KIC can produce counts, rates and age-adjusted hospital ED or inpatient rates. Other datasets contained in KIC include hospital discharge procedures, births, deaths, pregnancies, cancer and population.  Data used in KIC is deidentified with some small counts or unreliable rates suppressed. The KIC web site also hosts a variety of other statistics, data and resources. The URL is http://kic.kdheks.gov.

Ascension Via Christi/Fort Scott Celebrates Opening of Emergency Department

Randy Cason, Ascension Via Christi Hospital President speaks at the grand opening of the Fort Scott Emergency Department on Feb. 28.

A ceremony of speeches, prayers, cookies and punch, and tours of the new Ascension Via Christi Emergency Department took place in the former cafeteria of Mercy Hospital on Feb. 28.

Ascension Via Christi assumed operations of the closed Mercy Hospital Emergency Department on Feb. 1, 2019.

On Feb. 18, the new department began operations in Fort Scott.

The grand opening and ribbon cutting ceremony was the celebration of the emergency department opening.

Randy Cason, president of Ascension Via Christi in Pittsburg said it “was no small feat to open up an emergency department and lab services” and acknowledged the help of the Mercy Hospital administration team and others (a city/county collaboration) who “worked hard to make sure health care will move forward in our community. We understand the need.”

“We opened on the 18th at 7 a.m. and we had our first patient at 7:15 a.m.,” Cason said. “It’s been 24/7 service since then.”

“It’s the most mission based thing we have done,” he said. “I am proud of our team pulling it together.”

In addition to the move to Fort Scott, Via Christi had a name change, “a unified brand move” Cason said. “On Feb. 14, we officially became Ascension Via Christi.”

There are 40 employees at Fort Scott, including emergency, radiology and laboratory services, said Michelle Kennedy, Ascension Via Christi Senior Marketing Specialist.

“We worked hard to see the former employees staying on,” Kennedy said.

The operation of the emergency department will be like any other, she said. “We’ll put patients in categories and the level of care they need.”

“Depending on the urgency, they would be stabilized and transported to another facility for advanced care.”

The facility chosen would depend on hospital availability and the condition of the patient, Kennedy said.

Some of the 40 employees of Ascension Via Christi at Fort Scott.  Back row, left to right: Jessica Cobb, Kayla Stewart, Adrienne Kellenberger, Holly Ryan, Barbara Dunlap, Stephanie Holtz.

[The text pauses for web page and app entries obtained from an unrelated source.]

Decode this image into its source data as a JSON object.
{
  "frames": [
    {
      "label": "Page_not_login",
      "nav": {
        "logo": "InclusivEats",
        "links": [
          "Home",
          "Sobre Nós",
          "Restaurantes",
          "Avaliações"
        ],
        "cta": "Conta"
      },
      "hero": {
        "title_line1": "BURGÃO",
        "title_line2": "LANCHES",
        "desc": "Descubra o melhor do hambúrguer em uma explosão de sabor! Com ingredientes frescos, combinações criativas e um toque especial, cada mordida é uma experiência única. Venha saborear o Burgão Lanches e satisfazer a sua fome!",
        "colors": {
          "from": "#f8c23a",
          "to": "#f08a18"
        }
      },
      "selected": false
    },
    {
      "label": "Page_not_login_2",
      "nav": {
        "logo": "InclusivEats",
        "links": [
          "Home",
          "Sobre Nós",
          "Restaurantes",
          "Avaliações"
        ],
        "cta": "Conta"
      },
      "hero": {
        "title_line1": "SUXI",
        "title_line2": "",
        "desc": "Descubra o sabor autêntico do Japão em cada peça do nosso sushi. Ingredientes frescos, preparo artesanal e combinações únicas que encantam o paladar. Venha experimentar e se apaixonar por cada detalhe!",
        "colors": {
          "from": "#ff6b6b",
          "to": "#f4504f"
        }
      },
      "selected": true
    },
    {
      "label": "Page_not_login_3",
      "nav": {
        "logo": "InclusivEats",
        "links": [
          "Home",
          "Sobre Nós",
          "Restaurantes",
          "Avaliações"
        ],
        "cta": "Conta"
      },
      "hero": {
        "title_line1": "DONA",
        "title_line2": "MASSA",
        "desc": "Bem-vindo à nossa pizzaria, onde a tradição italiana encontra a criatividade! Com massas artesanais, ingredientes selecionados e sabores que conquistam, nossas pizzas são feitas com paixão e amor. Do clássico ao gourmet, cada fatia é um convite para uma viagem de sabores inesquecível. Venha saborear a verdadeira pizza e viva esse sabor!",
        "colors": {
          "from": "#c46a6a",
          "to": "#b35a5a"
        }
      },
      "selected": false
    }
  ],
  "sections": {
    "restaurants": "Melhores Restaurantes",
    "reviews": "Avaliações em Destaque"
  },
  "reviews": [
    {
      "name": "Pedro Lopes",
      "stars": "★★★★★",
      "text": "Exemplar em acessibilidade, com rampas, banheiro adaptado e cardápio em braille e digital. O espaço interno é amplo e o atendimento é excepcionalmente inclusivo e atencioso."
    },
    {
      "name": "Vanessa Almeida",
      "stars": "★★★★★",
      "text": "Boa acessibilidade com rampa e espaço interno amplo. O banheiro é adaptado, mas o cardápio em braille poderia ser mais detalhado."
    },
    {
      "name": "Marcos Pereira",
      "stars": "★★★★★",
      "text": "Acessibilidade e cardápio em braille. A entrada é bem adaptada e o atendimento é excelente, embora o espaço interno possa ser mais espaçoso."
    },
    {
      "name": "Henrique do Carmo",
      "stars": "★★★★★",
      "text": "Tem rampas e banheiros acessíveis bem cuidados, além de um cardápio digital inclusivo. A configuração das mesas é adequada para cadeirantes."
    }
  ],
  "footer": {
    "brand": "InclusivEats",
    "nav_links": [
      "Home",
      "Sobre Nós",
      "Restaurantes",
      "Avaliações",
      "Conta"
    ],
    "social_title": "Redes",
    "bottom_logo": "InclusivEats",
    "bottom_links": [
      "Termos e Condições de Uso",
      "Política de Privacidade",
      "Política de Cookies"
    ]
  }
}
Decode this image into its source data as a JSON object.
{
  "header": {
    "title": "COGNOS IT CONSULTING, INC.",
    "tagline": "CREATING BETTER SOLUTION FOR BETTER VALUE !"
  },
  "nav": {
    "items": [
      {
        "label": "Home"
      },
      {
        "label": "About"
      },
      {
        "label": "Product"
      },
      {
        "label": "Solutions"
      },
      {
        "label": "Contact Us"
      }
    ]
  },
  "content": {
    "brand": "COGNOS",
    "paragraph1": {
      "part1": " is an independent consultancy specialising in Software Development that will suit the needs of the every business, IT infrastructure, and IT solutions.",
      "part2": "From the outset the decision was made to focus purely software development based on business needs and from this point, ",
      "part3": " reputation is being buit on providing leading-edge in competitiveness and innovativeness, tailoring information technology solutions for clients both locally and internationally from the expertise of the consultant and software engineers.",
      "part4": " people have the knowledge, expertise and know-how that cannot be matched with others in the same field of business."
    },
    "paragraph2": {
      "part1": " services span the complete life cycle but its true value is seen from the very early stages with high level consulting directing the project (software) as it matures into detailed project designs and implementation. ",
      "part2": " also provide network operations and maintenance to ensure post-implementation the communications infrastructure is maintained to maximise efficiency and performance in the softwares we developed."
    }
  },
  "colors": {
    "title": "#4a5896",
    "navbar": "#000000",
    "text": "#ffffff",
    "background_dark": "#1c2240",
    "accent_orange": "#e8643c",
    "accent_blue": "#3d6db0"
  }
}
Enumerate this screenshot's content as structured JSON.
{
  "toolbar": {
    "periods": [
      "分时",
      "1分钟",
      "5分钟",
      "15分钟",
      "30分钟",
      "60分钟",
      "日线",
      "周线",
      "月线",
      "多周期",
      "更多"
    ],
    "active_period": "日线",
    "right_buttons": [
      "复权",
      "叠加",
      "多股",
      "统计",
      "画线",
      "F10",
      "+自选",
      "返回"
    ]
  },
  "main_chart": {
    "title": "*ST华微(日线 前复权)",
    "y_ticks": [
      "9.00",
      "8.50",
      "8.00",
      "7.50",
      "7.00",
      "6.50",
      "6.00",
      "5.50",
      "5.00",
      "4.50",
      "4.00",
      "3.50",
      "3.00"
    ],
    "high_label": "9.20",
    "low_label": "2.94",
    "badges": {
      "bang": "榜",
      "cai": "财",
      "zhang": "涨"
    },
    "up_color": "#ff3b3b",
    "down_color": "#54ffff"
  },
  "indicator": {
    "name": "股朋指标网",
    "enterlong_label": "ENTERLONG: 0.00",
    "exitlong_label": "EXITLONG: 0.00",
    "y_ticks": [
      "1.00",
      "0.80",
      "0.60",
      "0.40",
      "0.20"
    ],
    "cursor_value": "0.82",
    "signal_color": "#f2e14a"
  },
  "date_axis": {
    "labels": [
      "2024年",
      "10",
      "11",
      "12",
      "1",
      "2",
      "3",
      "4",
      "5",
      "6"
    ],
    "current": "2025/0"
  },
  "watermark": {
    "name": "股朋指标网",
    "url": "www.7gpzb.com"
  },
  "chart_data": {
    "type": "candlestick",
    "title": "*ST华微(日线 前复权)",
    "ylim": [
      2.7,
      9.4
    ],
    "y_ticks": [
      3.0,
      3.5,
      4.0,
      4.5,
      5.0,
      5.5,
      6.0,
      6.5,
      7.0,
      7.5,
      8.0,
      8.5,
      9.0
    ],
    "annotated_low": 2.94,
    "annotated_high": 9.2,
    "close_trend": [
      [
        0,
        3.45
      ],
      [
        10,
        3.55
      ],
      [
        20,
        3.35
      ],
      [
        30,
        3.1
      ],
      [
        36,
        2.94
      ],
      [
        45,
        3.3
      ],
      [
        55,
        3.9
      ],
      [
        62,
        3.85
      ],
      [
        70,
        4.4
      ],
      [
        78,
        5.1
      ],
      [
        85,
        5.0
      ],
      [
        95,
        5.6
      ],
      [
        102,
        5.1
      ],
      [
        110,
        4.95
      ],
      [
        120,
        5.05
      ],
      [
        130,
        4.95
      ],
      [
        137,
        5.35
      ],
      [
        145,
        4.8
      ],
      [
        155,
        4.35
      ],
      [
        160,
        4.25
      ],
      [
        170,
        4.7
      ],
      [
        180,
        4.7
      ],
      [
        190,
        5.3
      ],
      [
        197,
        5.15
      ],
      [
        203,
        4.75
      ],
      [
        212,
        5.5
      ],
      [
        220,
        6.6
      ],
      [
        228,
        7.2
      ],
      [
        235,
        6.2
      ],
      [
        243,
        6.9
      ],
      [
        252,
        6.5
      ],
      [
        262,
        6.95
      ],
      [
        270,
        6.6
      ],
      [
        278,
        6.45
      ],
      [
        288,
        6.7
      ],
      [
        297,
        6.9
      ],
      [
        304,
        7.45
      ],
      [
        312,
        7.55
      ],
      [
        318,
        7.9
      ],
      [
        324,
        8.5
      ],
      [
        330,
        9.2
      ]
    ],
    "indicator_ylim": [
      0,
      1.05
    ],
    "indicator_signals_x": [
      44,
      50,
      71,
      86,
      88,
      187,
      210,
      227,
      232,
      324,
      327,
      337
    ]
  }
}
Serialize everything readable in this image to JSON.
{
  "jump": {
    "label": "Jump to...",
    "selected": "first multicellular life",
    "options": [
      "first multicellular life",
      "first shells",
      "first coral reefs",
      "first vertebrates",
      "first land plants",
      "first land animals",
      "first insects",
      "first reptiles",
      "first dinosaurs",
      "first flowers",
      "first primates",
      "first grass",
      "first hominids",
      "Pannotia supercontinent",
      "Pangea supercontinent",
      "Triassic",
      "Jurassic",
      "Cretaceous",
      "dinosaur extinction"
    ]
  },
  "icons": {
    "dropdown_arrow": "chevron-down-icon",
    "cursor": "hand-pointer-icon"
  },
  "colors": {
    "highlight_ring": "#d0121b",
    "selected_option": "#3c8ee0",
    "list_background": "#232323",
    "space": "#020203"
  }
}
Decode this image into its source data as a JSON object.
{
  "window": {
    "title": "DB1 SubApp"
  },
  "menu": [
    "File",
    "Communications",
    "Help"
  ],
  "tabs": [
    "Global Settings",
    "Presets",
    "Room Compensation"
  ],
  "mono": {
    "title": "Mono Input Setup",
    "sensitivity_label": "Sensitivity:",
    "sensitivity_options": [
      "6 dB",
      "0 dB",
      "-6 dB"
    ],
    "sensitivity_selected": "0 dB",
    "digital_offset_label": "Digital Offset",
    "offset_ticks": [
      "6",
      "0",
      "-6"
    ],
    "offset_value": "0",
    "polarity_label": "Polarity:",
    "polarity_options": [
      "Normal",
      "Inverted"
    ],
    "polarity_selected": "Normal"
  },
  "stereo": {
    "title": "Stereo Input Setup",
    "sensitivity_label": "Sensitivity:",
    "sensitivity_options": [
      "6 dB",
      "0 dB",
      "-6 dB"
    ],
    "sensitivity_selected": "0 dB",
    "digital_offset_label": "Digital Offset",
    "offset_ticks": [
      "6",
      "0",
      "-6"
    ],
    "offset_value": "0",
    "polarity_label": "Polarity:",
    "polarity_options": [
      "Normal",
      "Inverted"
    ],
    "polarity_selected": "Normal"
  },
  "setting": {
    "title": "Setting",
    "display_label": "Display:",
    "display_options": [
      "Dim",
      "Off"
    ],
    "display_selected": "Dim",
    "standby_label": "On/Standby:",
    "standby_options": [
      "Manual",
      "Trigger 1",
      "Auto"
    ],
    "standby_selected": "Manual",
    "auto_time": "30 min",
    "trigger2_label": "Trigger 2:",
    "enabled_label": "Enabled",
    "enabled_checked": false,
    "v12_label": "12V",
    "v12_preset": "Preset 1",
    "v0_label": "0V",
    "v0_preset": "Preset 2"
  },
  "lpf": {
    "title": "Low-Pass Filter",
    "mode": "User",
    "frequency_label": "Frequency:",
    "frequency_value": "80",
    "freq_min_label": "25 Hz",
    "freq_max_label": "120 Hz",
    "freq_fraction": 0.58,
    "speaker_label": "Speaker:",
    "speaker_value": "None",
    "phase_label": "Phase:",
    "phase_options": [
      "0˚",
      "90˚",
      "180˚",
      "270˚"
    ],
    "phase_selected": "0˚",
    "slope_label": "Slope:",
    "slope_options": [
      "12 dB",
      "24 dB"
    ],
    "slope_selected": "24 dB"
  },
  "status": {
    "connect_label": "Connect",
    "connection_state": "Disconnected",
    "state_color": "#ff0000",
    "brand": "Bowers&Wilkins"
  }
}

Front row L to R: Naomi powers, Bill Watkins, Brooke Newell, Melissa Wescoat, Jennifer Meadows, Cheryl Koppa.
The outside entrance, on the south side, to the Ascension Via Christi Emergency Department.
Dr. Tim Stebbins, medical director of the Ascension Via Christi Emergency Department in both Pittsburg and Fort Scott, speaking at the grand opening of the Fort Scott ER on Feb. 28.
Ascension Via Christi Hospital has imaging and laboratory services at the former Mercy Hospital building at 401 Woodland Hills, Fort Scott.
Fort Scott Chamber of Commerce Executive Director Lindsay Madison speaks during the grand opening and ribbon cutting for the emergency room. Also speaking from Fort Scott were City Manager Dave Martin, Mayor Jeanne Parker, and Father Yancey Burgess (pastor at Mary Queen Of Angels-Fort Scott), who prayed a blessing for the emergency department.
The Ascension Via Christi Emergency Department had a ribbon-cutting ceremony at the reception area on Feb. 28, including staff and administration and local city dignitaries.
From left: Tawny Sandifer, Ascension Via Christi Chief Nursing Office, and project leader for the Fort Scott Emergency Department; Naomi Powers, Director of the Emergency Department in Fort Scott and Pittsburg; Jessica Cobb, RN Nursing Manager, Fort Scott and Pittsburg; Kayla Stewart, RN Coordinator Clinical Program.
Natalie Snyder, RN; Kristi Harbit, RN and Cheryl Koppa, RN, all of Fort Scott,
man the emergency department nurses station the day of the grand opening of the Ascension Via Christi Emergency Room, Feb. 28. All of the full-time nurses are local, said Ascension Via Christi Manager of Patient Access, Jennifer Meadows. The emergency department interior “looks pretty much the same,” Meadows said.